AIM OF THE EXERCISE | The lines needed are those below that contain the word "Enter"; copy each one.

THE INPUT |
---+---

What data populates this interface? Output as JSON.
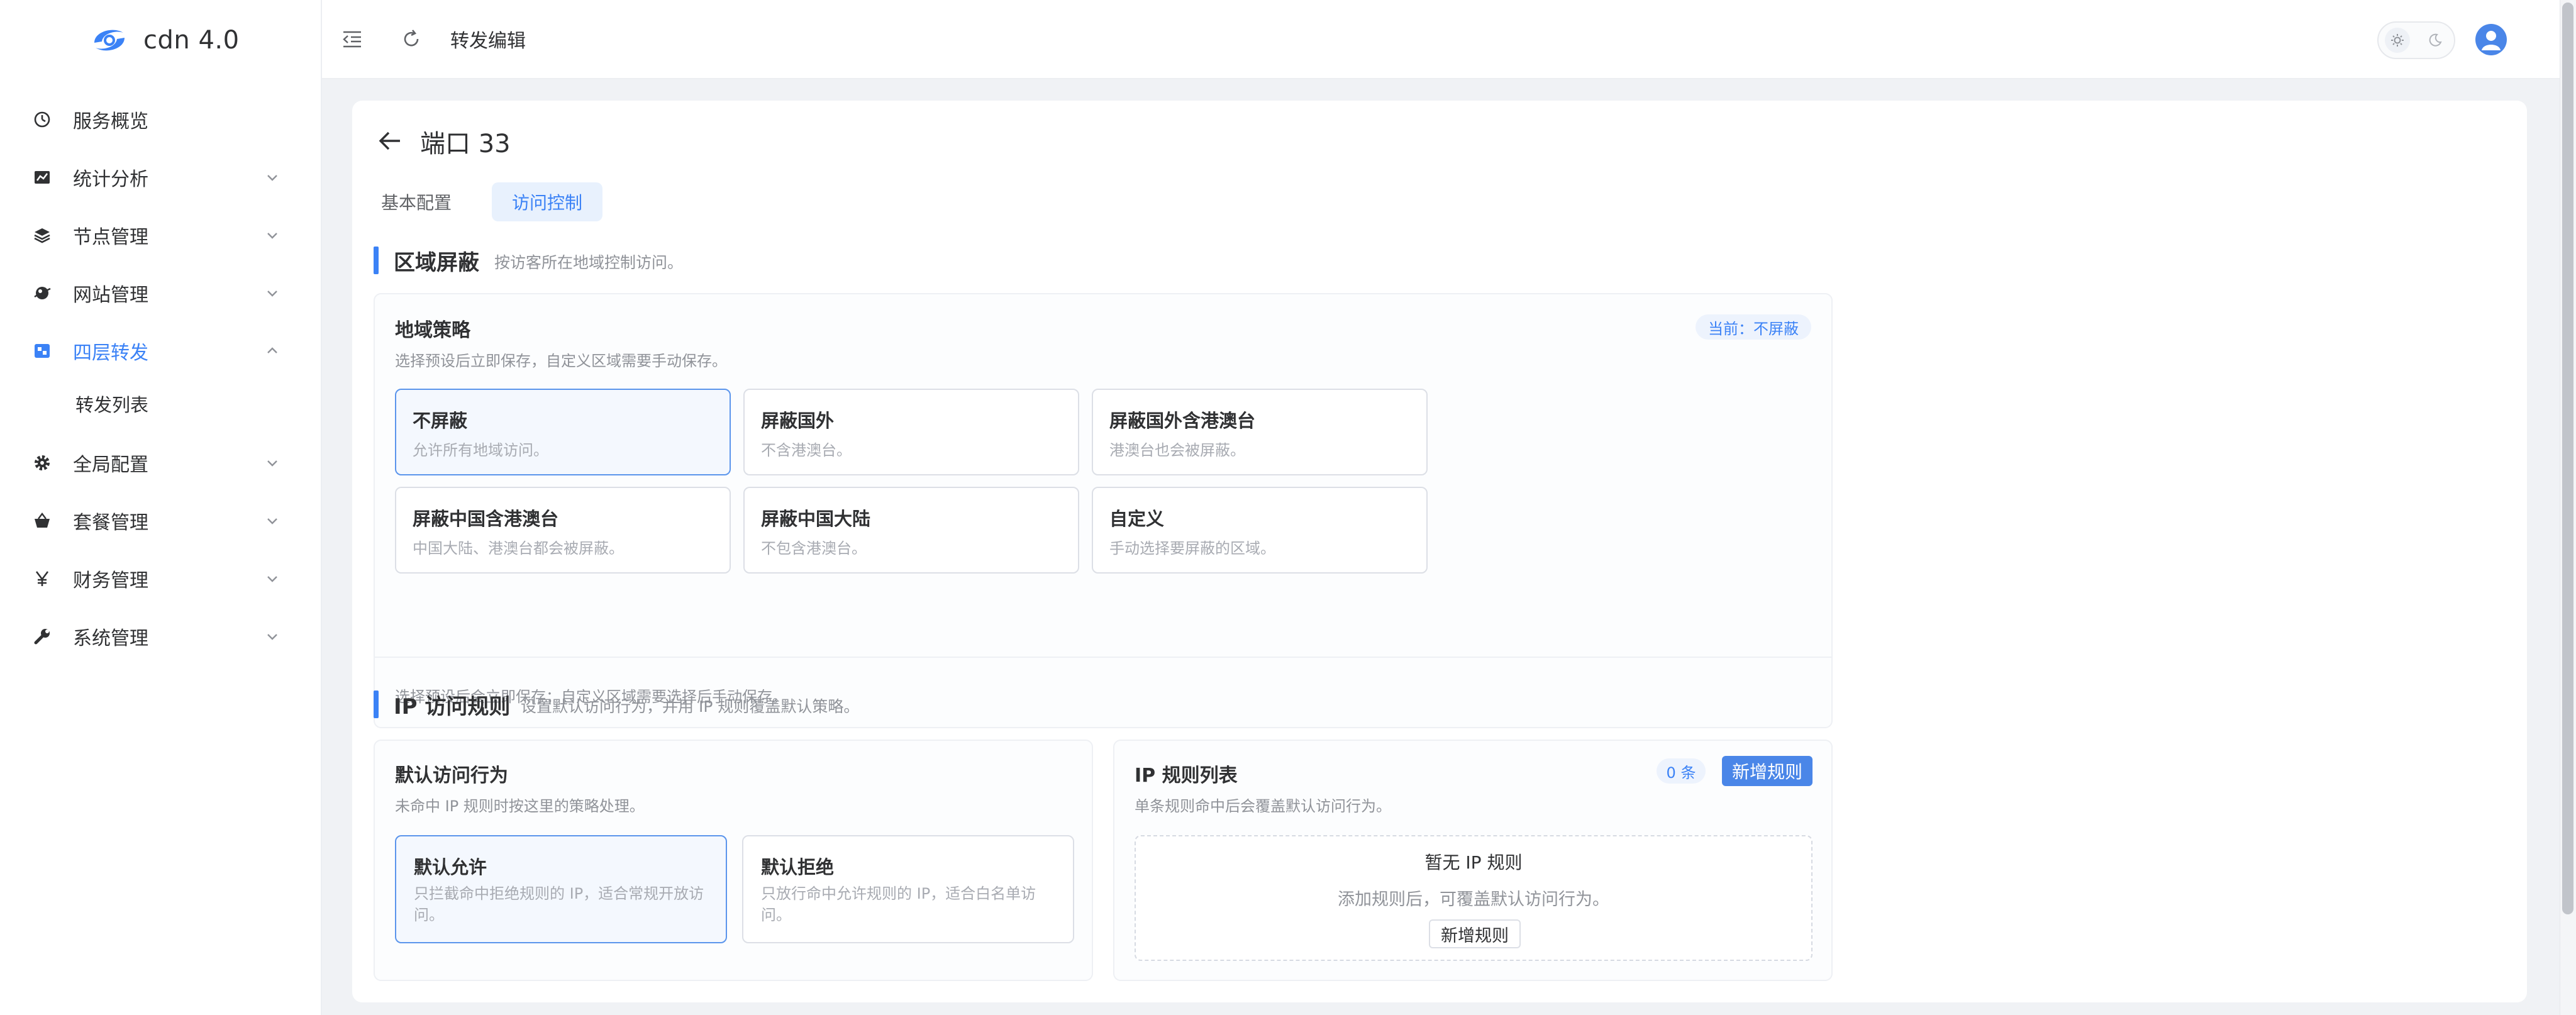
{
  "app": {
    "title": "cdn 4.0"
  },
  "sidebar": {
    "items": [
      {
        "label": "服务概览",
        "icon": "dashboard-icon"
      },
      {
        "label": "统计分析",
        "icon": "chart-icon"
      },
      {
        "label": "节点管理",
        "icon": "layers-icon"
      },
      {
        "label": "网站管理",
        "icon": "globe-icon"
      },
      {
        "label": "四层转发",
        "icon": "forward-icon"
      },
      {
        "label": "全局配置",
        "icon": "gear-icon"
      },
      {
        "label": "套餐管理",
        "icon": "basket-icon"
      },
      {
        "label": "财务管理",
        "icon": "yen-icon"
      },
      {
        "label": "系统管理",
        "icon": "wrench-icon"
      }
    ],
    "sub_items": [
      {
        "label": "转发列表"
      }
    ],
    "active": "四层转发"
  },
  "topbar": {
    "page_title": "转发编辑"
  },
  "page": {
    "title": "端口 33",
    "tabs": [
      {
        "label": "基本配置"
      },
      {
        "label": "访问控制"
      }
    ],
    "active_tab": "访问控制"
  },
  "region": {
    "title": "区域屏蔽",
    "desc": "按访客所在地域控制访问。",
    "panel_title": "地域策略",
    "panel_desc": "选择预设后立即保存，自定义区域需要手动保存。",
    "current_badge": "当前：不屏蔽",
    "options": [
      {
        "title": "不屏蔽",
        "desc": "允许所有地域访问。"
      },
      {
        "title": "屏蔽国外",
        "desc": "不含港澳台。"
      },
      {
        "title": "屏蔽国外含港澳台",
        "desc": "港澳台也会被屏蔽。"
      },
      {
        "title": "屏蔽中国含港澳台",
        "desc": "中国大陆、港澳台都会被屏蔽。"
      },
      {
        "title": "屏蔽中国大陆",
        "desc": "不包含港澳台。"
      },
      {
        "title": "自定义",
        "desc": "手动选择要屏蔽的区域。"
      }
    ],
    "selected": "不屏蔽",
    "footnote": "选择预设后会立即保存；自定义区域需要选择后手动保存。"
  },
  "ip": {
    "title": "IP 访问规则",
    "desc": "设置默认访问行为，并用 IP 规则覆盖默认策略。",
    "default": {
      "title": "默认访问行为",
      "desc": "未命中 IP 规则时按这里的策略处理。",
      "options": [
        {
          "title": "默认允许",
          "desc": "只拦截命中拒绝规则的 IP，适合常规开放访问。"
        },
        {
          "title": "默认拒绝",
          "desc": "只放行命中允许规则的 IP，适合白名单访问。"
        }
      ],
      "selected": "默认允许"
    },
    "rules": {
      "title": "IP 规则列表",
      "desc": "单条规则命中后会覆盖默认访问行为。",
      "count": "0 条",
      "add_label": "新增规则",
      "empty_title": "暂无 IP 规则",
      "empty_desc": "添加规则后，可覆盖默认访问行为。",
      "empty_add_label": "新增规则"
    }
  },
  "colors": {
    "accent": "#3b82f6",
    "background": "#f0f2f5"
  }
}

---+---

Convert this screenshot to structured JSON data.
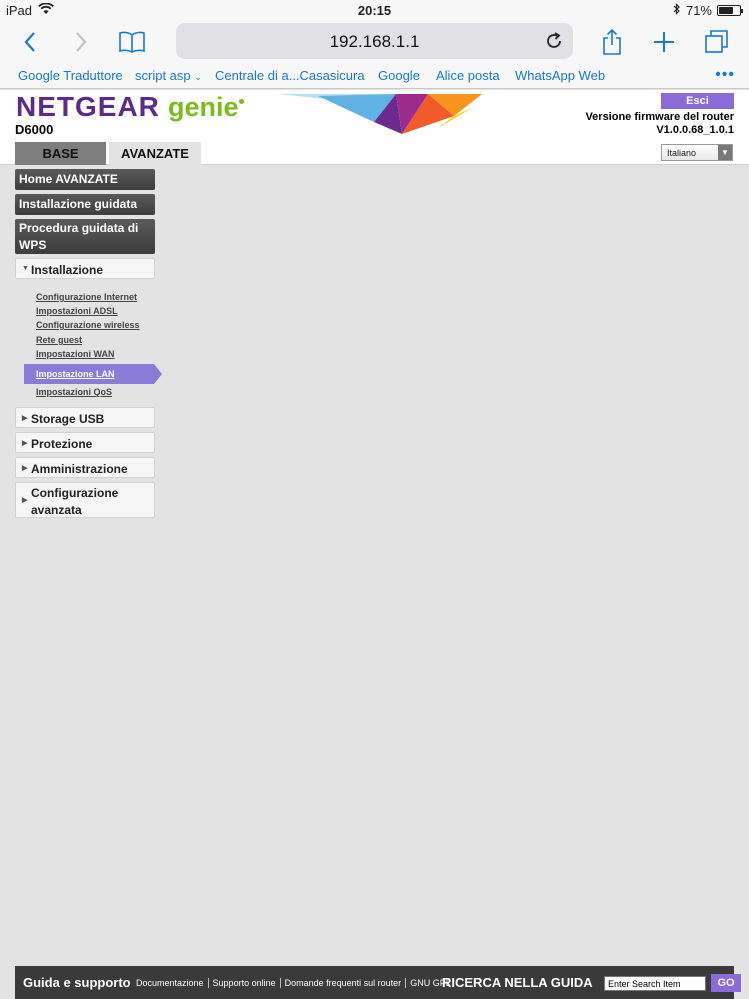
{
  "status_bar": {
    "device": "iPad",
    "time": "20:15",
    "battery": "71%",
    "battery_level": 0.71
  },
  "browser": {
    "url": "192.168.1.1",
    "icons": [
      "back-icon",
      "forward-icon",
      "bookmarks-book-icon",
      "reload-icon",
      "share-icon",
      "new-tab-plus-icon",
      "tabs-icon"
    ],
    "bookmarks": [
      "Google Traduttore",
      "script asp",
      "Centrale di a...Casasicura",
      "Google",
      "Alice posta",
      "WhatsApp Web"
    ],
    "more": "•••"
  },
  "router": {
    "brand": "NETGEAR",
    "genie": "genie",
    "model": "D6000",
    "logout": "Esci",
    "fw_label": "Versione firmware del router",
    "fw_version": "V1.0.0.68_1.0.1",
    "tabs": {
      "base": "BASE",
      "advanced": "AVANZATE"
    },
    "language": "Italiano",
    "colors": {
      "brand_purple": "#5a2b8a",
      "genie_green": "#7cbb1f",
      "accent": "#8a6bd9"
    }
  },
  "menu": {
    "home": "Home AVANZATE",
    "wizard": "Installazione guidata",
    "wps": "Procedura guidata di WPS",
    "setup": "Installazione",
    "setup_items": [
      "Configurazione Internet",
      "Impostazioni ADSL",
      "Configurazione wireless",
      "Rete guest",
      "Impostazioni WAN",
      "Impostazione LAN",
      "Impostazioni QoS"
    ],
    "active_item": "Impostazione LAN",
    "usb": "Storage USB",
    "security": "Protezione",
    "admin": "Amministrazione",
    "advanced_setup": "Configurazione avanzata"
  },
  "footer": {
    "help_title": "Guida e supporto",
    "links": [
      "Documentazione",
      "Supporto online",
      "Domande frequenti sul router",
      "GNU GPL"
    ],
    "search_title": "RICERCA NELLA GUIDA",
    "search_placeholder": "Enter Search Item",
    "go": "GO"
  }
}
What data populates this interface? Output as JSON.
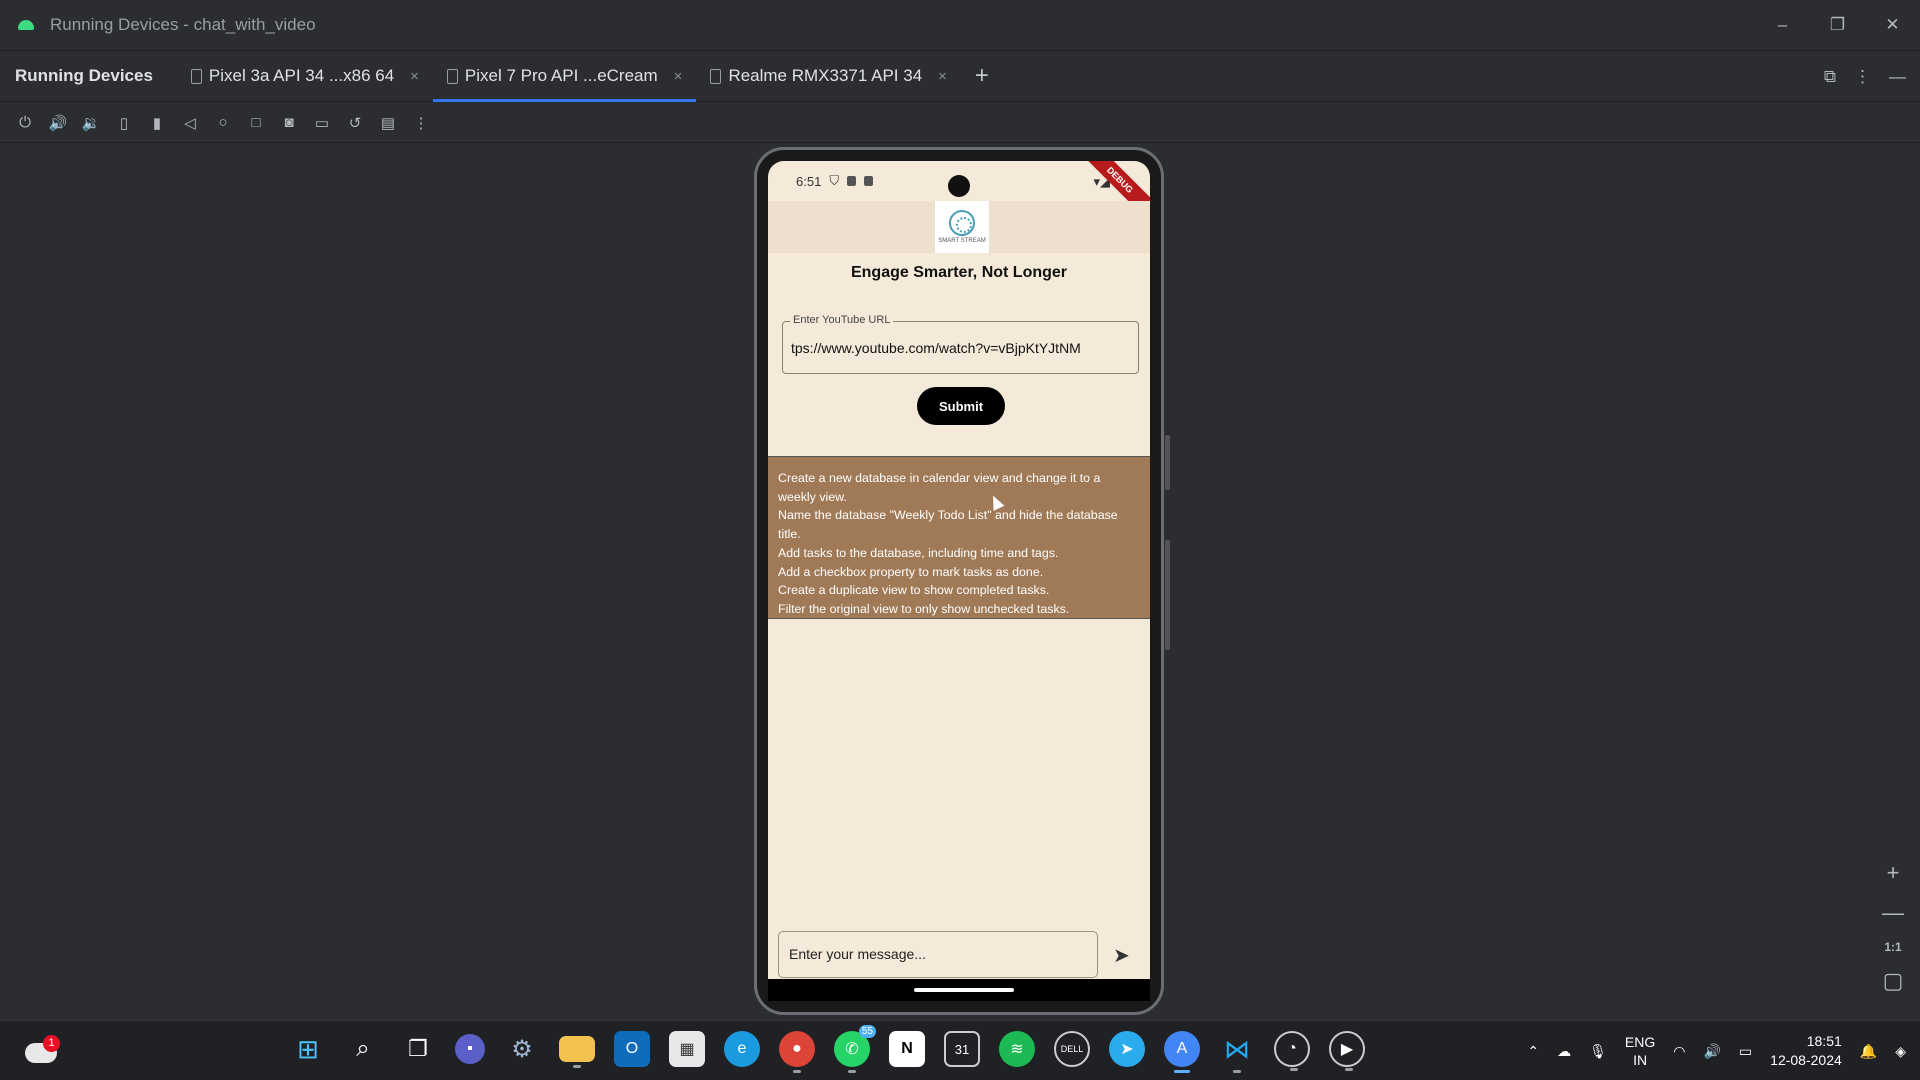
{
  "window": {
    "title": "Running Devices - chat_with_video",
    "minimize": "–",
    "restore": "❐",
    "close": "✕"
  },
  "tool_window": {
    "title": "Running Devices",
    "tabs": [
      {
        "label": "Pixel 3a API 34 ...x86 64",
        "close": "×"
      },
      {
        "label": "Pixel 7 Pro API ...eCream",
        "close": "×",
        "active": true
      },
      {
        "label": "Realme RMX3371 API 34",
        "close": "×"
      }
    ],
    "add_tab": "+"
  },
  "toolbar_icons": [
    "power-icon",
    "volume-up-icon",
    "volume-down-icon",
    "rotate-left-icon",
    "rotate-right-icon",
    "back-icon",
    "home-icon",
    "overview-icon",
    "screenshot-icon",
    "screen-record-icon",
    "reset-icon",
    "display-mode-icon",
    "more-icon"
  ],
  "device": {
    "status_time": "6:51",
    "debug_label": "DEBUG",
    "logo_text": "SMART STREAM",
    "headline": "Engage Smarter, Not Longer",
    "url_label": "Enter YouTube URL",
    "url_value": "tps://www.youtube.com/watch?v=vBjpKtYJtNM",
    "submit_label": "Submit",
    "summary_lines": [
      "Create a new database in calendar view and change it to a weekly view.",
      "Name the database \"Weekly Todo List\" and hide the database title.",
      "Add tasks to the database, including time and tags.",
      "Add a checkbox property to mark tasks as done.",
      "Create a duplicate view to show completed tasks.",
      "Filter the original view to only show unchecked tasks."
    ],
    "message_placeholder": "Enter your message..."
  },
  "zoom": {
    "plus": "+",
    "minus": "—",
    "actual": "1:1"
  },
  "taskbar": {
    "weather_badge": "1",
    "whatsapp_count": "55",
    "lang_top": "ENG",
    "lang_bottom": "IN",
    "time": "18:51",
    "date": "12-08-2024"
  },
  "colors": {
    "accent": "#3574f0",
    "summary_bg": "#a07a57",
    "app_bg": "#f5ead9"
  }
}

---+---

TASK ANSWER |
    "search_placeholder": "Enter Search Item",
    "url_label": "Enter YouTube URL",
    "message_placeholder": "Enter your message..."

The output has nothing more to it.